Nishika N8000 Owner’s Manual

You can find a PDF scan of the original camera manual at This a helpful reference resource if you are not familiar with film cameras.

My Rating: 3 out of 5 stars

Can you put a price on fun?

Yes, and the N8000 comes with a rather large price tag for what you get. If the camera was widely available for $25, it would be a 5-star camera.

Is it worth the price? That depends on if your willing to work around some of the deficiencies the camera has and how badly you want 3D images.

The camera is larger and bulkier than it needs to be. I’m not surprised that they later came out with the N9000, which is similar in size to the Nimslo.

Compared to the Nimslo 3D camera, it lacks the automatic exposure mode and range of shutter speeds.
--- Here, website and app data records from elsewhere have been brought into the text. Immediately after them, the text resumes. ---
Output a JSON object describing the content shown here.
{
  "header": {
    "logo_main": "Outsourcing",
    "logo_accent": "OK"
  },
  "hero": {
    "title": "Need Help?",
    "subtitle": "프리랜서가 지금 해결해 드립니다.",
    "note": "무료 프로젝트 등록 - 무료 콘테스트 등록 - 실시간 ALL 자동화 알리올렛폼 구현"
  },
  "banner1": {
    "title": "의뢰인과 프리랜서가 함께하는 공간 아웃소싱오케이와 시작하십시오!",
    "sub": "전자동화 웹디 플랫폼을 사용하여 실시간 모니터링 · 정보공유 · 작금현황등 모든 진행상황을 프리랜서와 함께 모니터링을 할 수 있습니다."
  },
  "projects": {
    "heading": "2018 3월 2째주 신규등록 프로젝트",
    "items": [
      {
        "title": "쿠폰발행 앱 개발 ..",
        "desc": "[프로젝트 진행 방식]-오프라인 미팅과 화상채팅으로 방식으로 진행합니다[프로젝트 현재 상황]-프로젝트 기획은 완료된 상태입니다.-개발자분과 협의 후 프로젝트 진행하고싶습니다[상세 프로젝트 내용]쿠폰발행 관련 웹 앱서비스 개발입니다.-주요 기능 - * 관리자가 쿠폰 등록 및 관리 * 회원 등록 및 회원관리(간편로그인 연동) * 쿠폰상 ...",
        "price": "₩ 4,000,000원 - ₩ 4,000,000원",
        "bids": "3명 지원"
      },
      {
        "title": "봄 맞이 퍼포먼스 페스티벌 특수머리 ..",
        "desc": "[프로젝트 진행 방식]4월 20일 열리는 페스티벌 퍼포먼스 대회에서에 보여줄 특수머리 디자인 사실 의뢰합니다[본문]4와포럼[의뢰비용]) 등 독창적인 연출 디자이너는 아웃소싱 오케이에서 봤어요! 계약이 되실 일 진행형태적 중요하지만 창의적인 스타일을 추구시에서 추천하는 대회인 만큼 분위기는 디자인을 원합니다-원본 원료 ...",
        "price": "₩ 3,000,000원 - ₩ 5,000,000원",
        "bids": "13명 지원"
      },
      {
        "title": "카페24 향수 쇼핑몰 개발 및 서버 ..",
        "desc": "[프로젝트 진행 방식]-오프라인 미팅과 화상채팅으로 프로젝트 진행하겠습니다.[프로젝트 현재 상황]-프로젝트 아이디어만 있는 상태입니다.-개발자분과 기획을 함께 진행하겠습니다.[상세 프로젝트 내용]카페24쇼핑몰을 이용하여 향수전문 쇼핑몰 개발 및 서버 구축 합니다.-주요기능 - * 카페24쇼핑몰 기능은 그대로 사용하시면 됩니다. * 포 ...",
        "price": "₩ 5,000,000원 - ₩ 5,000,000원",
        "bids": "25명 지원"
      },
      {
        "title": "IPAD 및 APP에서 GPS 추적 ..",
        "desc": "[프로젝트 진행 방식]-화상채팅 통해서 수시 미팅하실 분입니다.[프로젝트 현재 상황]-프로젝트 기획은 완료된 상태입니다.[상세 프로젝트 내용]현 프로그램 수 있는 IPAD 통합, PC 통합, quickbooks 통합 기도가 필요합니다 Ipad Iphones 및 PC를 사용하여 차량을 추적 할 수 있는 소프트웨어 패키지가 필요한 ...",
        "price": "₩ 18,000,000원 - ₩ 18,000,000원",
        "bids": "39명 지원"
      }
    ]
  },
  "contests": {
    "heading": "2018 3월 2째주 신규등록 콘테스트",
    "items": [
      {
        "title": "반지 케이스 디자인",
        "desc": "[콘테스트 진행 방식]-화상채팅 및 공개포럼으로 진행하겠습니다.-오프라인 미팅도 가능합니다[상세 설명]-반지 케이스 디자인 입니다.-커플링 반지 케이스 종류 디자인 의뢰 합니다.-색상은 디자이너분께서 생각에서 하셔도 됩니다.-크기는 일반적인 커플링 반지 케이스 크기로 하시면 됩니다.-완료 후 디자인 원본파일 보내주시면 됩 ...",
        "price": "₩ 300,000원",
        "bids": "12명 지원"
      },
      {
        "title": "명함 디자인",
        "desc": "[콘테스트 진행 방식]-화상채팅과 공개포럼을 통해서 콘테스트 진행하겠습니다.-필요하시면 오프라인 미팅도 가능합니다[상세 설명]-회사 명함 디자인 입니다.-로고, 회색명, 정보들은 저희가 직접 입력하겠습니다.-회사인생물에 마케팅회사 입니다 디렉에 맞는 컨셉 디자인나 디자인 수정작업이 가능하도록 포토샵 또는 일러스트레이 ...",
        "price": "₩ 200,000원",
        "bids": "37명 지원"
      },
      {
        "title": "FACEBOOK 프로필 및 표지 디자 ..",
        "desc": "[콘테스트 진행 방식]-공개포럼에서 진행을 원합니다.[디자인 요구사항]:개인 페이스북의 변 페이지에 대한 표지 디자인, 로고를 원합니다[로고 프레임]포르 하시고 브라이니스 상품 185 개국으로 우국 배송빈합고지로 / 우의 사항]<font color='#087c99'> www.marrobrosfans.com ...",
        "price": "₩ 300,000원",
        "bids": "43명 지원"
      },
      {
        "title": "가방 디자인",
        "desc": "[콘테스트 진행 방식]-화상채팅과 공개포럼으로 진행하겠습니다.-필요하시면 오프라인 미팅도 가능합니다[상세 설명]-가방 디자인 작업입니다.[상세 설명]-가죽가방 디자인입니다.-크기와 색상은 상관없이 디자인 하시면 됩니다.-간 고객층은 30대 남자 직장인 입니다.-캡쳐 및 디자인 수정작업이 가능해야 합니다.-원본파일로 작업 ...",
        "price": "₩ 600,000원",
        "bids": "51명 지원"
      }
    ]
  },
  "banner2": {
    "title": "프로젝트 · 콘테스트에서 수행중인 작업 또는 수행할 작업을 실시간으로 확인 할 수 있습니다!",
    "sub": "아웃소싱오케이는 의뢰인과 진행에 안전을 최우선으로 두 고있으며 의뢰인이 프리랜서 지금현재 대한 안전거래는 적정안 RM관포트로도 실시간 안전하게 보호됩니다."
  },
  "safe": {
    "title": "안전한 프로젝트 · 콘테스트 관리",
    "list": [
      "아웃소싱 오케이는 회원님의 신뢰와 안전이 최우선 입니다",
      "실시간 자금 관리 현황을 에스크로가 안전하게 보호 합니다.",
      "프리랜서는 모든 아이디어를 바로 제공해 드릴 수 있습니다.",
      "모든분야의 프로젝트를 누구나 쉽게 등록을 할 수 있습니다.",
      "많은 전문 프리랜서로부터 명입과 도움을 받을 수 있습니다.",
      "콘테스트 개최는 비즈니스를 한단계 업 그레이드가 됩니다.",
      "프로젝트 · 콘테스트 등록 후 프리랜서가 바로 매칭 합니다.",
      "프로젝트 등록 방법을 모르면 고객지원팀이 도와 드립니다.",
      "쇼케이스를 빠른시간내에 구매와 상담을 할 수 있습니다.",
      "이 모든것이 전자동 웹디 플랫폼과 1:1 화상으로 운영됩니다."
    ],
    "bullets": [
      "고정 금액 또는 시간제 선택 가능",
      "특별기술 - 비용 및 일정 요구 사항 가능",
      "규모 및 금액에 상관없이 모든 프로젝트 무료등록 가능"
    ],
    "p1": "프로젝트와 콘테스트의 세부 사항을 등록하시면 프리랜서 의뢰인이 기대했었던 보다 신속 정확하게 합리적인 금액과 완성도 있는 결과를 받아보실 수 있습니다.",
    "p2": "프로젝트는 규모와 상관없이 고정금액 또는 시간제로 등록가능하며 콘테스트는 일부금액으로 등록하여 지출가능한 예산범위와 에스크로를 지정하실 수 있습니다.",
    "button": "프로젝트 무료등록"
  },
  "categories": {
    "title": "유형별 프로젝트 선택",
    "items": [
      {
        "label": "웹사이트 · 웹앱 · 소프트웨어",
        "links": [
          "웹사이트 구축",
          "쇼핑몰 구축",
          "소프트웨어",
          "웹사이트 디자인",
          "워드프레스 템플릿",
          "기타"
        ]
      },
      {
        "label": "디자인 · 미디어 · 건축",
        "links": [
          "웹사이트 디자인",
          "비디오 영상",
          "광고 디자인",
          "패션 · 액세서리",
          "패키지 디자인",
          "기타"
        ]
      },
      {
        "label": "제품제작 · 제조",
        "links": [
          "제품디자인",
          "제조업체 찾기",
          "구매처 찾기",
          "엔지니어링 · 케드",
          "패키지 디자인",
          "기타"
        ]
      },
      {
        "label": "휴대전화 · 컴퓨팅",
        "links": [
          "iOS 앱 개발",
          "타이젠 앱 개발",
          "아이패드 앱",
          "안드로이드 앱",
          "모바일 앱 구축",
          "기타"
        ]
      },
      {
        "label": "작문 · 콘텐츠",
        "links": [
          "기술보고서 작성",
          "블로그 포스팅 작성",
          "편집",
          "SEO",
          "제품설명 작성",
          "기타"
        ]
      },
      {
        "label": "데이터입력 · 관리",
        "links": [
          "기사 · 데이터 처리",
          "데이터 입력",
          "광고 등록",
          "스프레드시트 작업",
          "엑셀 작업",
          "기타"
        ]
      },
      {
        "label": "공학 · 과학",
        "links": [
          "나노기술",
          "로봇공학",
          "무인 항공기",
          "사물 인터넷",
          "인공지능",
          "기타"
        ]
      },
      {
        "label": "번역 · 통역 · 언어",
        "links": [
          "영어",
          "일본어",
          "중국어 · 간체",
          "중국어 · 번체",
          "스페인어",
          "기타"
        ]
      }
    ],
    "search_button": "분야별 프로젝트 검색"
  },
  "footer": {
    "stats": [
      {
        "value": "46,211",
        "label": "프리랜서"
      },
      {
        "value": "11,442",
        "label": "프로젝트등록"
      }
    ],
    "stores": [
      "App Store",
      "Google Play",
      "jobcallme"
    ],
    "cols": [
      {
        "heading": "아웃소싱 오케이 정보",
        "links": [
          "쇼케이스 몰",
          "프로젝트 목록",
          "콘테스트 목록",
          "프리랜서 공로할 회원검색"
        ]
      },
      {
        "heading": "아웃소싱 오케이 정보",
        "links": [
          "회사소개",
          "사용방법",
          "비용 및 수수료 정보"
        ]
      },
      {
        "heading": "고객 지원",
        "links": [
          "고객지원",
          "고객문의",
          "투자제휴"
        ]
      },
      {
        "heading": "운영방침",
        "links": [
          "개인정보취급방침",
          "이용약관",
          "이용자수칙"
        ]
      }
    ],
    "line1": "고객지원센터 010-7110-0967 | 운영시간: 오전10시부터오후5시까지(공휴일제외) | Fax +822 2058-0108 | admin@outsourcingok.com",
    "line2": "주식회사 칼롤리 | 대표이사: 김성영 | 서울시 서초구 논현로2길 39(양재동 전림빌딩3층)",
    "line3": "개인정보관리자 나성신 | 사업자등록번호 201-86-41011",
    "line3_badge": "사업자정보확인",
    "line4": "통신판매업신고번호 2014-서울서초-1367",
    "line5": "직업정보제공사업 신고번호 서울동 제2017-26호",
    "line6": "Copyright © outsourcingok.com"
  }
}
This may or may not be a problem for you.

I don’t mind because it is possible to use a light meter to calculate the required power output from a flash to get a correct exposure. If you’re not comfortable with that, stick with 100 ISO film.

There are other cameras with three or four lenses that you may be able to find. The stereo cameras are older, better built, but only take 2 images at a time.

  • Stereo Realist
  • Busch Verascope F40
  • View Master Personal
  • Stereocrafters Videon
  • Graflex Stereo Graphic

For more information, you can check out The website is in Japanese, but a Chromium based browser should be able to translate the page for you.

Hack Your Nishika N8000 - This was written in 2011. It covers modifying the camera to add the ability to do double exposures, multiple exposures and long exposures by adding a bulb function.

Having a bulb feature would be nice. An alternative is to get a Nimslo 3D and reverse the polarity (put them in backwards) of the batteries.

Popular Photography Nov 1989 - A Born Again Nimslo?

Popular Photography Nov 1990 - Nishika: Nasty or Nice?